After a 16-hour overnight bus ride from San Junin de los Andes we arrived in Mendoza, about 1,000 km north, at 7.30 on Easter Sunday morning. We had booked the “cama suite” seats on the bus which, unbeknownst to us, was like flying first class. Each seat has its own video screen with a selection of videos. Food and wine is served by the hostess, or stewardess, or whatever you call this person on a bus. And the seats fold down into a bed so you can actually get some sleep. So, we arrived in Mendoza feeling pretty good. We put our bikes back together in a corner of the bus terminal and consulted the GPS about where to go.
The city was absolutely dead quiet. The sun had only just risen and it being Easter Sunday, not many people were out and about. No shops were open yet. The cab drivers were standing around hoping for an overnight bus traveller in need of a ride. But other than that, not much was going on in this city of a million people, Argentina’s fourth largest metropolitan area.
We had marked two or three hotels and hostels as possible accommodation and cycled the few kilometres into the city centre through the quiet streets. I love those early mornings in cities. A city has such a different feeling at that time of day. It’s fresh and quiet and full of possibilities.

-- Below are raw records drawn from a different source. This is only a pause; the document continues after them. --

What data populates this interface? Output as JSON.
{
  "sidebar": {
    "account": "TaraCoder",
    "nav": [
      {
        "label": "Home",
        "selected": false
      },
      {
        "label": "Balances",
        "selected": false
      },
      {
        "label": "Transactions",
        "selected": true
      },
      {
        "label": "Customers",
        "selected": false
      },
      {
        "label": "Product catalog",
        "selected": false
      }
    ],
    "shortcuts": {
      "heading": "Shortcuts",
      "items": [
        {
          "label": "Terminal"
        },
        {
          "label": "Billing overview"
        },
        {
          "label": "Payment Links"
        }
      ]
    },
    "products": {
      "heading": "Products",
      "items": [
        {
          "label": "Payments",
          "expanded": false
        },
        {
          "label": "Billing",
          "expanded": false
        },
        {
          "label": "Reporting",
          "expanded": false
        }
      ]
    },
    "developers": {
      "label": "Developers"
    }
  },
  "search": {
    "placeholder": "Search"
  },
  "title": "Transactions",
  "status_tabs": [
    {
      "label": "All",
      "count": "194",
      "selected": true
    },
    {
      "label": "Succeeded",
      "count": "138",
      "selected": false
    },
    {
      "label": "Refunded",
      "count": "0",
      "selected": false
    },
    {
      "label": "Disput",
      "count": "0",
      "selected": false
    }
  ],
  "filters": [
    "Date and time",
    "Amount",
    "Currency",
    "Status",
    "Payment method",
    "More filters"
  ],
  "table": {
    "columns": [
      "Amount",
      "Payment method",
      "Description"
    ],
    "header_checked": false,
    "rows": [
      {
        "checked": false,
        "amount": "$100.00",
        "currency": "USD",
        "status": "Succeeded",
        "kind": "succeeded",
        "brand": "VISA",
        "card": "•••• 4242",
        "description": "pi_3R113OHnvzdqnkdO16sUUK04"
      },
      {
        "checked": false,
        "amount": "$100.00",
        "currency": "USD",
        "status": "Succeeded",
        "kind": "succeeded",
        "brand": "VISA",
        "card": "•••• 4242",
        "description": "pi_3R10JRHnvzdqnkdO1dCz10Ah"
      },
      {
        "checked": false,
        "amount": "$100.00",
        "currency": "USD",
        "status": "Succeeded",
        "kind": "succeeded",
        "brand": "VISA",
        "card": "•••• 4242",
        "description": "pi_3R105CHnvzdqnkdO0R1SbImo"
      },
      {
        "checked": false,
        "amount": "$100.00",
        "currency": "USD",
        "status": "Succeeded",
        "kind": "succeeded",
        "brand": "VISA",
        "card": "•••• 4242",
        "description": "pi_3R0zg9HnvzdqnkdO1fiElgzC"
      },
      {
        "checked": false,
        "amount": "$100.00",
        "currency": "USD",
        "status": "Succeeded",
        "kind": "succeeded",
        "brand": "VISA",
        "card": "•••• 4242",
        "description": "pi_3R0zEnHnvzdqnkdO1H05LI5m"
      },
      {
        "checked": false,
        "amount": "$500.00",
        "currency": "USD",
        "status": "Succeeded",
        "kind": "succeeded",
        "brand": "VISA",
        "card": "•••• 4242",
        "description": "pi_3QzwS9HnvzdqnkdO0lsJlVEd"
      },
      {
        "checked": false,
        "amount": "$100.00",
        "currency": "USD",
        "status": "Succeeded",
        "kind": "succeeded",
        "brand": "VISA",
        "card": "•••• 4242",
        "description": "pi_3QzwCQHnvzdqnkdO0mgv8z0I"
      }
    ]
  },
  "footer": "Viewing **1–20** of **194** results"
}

We cycled right into the centre to Plaza Independencia, the largest of the five plazas in the centre. The other four, Chile, Italia, España and San Martin – all with their own historical references – are two blocks away from each corner of Plaza Independencia. They are great green spaces in a city that is already green because of its thousands of sycamore trees planted along the main streets providing welcome shade from the sun shining down on this city 300 days of the year.
We find an available room at Quinta Rufino B&B. The room was big, it was clean, had a private bathroom, use of the kitchen and a fantastic rooftop deck and only a few minutes’ walk from Plaza Independencia. The bed had a bed spread with maple leafs embroidered all over it. How could we not stay there? Maira, the front desk clerk, was very friendly and made us feel welcome so we booked the room for the next three nights. However, we could not check in for a couple of hours but Maira pointed us to a nearby coffee shop on Aristedes Avenue where we sipped divine espresso and ate fresh media-lunas while checking email.
Mendoza is arguably South America’s wine capital. There is a robust wine industry in and around Mendoza with hundreds of vineyards, wineries and bodegas scattered around the countryside. Malbec has become Argentina’s national wine and Mendoza, especially the higher altitude areas of Lujan de Cuyo and the Uco Valley on the outskirts of Mendoza are known to produce the most highly rated Malbecs.
After exploring the city for a couple of days, we ventured into the countryside and found a lovely accommodation at Posada Cavieres, owned by a Belgian expat, Hans, who welcomed us at his small vineyard in Maipú, making it a perfect base to visit other nearby vineyards to taste their offerings.
In all, we spent five lovely, relaxing days in and around Mendoza. Let me sum it up: we cycled, we drank lots of wine and ate some very fine food. We tasted many Malbecs but also Temperanillo, Carmenere blends, Cabernet Sauvignons, Syrahs and several other varietals I can’t remember any longer. Or as written by Michel De Montaigne, in Of Drunkennes: “Like shop-boys and workingmen, we should never refuse an opportunity to drink, and should have that desire always in our minds”.